**WHAT THE EXERCISE ASKS**
A complete answer includes every line below with the word "this".

**Dataset rows for apps and sites**
════════════════
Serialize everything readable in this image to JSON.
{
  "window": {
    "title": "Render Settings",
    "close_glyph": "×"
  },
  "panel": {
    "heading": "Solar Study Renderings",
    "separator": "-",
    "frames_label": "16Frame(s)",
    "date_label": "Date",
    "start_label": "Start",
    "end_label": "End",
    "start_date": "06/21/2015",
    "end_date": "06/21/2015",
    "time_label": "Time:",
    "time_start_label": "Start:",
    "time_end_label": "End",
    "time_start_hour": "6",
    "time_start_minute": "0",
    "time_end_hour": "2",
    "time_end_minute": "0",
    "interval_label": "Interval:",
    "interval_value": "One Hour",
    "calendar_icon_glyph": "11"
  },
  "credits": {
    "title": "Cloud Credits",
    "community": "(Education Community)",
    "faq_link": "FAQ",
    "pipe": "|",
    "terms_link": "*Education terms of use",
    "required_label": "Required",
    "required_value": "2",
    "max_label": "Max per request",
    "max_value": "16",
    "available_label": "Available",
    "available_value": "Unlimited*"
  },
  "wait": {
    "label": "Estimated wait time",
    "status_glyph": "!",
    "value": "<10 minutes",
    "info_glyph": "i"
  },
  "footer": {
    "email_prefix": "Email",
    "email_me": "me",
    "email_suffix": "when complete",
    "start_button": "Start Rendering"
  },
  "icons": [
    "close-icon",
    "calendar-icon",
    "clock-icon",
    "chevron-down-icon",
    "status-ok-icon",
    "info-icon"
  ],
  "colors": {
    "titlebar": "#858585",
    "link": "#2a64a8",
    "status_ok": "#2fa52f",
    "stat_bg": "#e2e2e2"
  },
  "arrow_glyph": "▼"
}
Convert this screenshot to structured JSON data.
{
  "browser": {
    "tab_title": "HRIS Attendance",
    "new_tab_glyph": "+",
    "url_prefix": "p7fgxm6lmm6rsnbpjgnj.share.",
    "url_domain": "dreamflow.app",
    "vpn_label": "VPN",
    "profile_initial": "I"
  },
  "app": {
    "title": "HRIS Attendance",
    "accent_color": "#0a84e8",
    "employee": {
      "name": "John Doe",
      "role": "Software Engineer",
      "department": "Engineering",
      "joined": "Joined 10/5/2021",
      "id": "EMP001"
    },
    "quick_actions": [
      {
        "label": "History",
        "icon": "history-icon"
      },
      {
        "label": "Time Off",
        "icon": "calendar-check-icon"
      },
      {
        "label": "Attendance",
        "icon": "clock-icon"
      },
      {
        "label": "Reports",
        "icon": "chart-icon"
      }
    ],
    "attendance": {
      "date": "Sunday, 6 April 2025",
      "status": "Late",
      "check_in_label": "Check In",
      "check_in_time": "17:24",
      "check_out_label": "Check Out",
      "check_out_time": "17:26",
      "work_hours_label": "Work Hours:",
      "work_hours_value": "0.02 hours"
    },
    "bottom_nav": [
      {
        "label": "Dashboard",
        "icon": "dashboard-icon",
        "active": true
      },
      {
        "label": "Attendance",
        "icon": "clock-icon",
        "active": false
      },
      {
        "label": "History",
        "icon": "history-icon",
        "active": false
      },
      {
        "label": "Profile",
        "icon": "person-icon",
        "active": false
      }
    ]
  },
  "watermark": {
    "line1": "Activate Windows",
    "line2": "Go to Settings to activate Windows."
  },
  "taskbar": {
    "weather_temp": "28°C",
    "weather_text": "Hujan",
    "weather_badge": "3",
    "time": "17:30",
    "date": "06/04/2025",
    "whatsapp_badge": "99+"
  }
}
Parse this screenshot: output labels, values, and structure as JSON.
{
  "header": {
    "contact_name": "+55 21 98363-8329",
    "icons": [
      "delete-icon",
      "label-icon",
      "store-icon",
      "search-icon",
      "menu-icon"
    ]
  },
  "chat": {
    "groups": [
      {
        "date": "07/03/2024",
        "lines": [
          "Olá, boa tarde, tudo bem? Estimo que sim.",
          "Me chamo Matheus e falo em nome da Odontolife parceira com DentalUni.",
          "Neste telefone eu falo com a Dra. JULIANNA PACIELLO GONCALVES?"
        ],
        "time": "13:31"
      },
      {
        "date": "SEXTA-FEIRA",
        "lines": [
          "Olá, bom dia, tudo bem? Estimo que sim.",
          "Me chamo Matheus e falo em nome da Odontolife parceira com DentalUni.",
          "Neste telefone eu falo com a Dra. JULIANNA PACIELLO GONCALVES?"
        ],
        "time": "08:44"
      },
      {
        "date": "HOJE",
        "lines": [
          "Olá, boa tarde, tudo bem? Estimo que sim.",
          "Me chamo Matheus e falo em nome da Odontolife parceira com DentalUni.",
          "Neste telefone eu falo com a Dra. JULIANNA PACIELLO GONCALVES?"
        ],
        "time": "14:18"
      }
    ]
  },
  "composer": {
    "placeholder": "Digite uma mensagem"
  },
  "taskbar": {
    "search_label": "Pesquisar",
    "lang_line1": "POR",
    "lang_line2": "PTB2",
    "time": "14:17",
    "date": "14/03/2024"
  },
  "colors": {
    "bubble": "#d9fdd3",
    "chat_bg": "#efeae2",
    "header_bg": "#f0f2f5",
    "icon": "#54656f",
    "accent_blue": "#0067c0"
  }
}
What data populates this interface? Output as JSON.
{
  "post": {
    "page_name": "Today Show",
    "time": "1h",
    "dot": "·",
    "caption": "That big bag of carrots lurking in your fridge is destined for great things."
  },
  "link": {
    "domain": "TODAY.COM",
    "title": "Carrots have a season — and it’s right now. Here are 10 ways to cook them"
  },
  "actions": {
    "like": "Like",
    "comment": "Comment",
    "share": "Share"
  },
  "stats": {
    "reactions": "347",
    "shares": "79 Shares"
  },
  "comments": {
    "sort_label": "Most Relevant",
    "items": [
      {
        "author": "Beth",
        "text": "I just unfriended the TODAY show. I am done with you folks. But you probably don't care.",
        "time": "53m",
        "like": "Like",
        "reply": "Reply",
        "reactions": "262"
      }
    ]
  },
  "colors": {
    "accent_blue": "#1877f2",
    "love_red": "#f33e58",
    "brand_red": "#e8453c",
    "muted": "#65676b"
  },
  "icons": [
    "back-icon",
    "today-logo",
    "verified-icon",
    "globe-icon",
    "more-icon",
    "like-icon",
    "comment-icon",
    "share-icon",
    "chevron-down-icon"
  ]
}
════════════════
**SOLUTION**
Serialize everything readable in this image to JSON.
Convert this screenshot to structured JSON data.
Parse this screenshot: output labels, values, and structure as JSON.
What data populates this interface? Output as JSON.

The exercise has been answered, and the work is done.